EXERCISE PROMPT: Return each line of the records below in which the string "name" turns up.

#####

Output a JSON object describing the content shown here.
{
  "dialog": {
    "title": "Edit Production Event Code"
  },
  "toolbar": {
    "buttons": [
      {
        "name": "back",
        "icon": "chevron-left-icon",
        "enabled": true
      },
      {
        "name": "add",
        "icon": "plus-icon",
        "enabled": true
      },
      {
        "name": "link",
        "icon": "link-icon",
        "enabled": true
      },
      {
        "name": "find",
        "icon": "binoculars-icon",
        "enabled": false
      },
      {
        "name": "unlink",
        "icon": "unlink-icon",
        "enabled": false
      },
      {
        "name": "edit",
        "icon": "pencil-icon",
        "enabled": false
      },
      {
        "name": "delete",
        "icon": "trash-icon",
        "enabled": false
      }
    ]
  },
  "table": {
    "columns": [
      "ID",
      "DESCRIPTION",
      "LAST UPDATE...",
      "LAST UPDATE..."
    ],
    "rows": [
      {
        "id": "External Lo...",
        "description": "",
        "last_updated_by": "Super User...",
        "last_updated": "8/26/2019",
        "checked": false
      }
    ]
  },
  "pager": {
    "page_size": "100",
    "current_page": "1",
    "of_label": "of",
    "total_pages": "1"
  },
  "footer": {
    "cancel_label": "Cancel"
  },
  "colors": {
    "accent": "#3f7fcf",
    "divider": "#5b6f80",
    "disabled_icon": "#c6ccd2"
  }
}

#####

SOLVED EXERCISE:
        "name": "back",
        "name": "add",
        "name": "link",
        "name": "find",
        "name": "unlink",
        "name": "edit",
        "name": "delete",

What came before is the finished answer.